What you should do: In the material below, find each line that contains the word "this" and copy it.
# # # # # # #
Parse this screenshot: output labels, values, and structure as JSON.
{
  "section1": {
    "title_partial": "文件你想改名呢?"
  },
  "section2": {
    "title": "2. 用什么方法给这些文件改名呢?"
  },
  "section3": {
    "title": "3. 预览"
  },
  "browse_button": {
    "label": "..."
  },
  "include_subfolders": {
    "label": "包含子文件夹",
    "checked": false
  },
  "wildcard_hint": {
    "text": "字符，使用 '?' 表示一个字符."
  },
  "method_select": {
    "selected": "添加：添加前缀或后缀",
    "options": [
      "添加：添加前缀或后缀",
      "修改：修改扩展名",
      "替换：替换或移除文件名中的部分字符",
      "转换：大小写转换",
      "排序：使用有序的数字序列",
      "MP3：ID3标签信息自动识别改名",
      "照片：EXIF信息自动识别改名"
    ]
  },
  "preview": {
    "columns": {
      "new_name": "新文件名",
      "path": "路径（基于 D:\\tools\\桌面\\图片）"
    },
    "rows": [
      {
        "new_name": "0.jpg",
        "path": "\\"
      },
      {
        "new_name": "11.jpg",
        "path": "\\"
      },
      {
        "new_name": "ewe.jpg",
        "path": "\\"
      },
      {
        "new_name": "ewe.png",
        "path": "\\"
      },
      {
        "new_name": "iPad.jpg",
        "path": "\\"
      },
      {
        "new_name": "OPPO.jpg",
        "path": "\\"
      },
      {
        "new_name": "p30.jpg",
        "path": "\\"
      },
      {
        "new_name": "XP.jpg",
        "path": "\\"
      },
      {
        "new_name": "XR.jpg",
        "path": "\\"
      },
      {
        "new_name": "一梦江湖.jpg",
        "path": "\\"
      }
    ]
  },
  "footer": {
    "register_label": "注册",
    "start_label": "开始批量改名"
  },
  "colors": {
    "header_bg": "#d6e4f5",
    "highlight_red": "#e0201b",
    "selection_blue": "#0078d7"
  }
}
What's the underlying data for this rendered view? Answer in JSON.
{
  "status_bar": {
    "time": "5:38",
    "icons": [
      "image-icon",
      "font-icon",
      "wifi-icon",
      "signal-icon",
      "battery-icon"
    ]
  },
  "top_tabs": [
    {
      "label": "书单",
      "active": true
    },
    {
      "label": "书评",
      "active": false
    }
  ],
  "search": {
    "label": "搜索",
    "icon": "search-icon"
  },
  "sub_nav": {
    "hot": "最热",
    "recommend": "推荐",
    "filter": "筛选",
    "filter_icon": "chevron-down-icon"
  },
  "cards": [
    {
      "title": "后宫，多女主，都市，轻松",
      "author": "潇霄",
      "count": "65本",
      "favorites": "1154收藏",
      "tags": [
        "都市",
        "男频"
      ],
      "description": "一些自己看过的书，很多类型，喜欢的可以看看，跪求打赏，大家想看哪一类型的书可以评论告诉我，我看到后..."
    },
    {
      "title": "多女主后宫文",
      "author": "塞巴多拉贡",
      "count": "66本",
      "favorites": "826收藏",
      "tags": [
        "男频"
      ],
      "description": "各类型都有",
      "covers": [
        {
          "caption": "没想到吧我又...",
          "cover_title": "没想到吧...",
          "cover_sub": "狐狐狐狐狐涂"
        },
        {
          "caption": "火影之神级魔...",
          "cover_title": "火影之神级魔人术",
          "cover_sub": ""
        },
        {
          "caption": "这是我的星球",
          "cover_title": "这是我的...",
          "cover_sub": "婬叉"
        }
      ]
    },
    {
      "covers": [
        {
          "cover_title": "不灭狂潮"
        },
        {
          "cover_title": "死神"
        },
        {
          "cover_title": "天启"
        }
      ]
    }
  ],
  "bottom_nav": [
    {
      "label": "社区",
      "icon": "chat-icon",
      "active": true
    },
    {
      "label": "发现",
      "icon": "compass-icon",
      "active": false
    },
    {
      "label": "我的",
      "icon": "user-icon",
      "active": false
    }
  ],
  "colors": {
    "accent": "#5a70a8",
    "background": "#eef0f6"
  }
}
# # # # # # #
Answer for the task:
Parse this screenshot: output labels, values, and structure as JSON.
What's the underlying data for this rendered view? Answer in JSON.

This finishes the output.